--- About this exercise ---
I need each line of the entries below that includes the string "media".
○ ○ ○ ○ ○
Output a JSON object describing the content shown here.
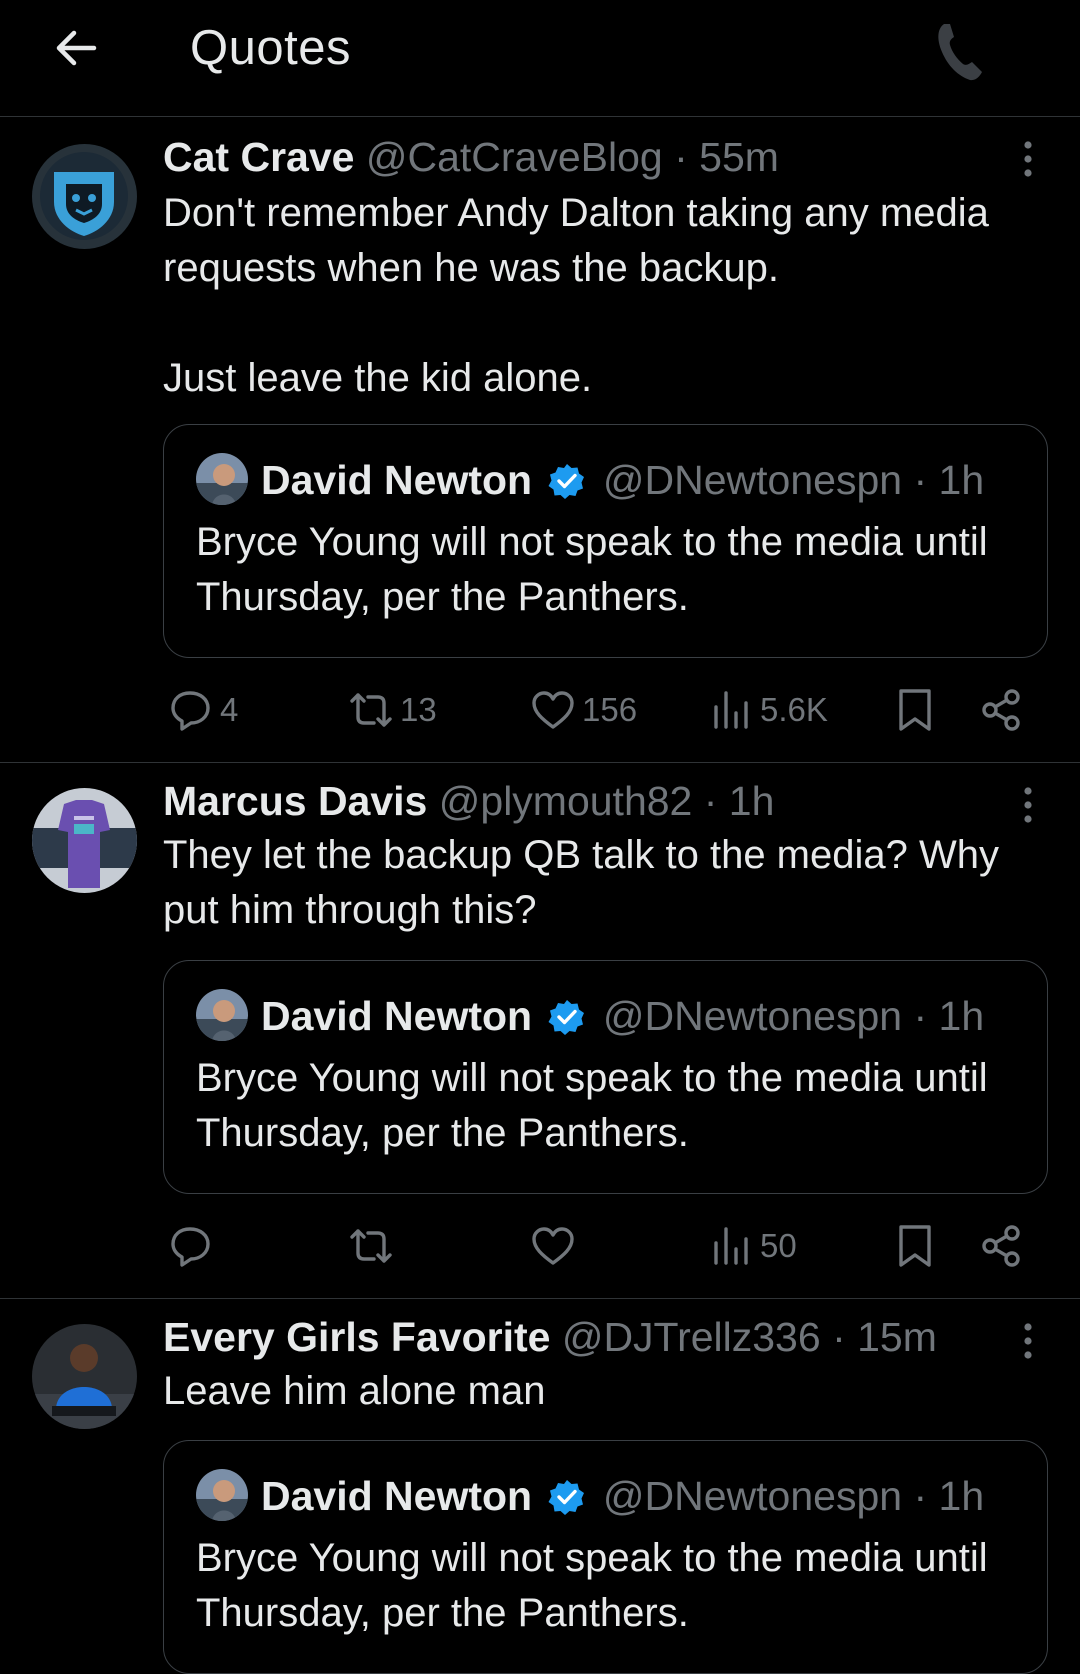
{
  "header": {
    "title": "Quotes"
  },
  "quoted": {
    "name": "David Newton",
    "handle": "@DNewtonespn",
    "time": "· 1h",
    "text": "Bryce Young will not speak to the media until Thursday, per the Panthers."
  },
  "tweets": [
    {
      "name": "Cat Crave",
      "handle": "@CatCraveBlog",
      "time": "· 55m",
      "text": "Don't remember Andy Dalton taking any media requests when he was the backup.\n\nJust leave the kid alone.",
      "replies": "4",
      "reposts": "13",
      "likes": "156",
      "views": "5.6K"
    },
    {
      "name": "Marcus Davis",
      "handle": "@plymouth82",
      "time": "· 1h",
      "text": "They let the backup QB talk to the media? Why put him through this?",
      "replies": "",
      "reposts": "",
      "likes": "",
      "views": "50"
    },
    {
      "name": "Every Girls Favorite",
      "handle": "@DJTrellz336",
      "time": "· 15m",
      "text": "Leave him alone man"
    }
  ],
  "colors": {
    "background": "#000000",
    "text": "#e7e9ea",
    "muted": "#71767b",
    "verified": "#1d9bf0",
    "divider": "#2f3336"
  },
  "icons": [
    "back-arrow-icon",
    "phone-icon",
    "more-icon",
    "reply-icon",
    "repost-icon",
    "like-icon",
    "views-icon",
    "bookmark-icon",
    "share-icon",
    "verified-badge-icon"
  ]
}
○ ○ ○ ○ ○
--- Result ---
    "text": "Bryce Young will not speak to the media until Thursday, per the Panthers."
      "text": "Don't remember Andy Dalton taking any media requests when he was the backup.\n\nJust leave the kid alone.",
      "text": "They let the backup QB talk to the media? Why put him through this?",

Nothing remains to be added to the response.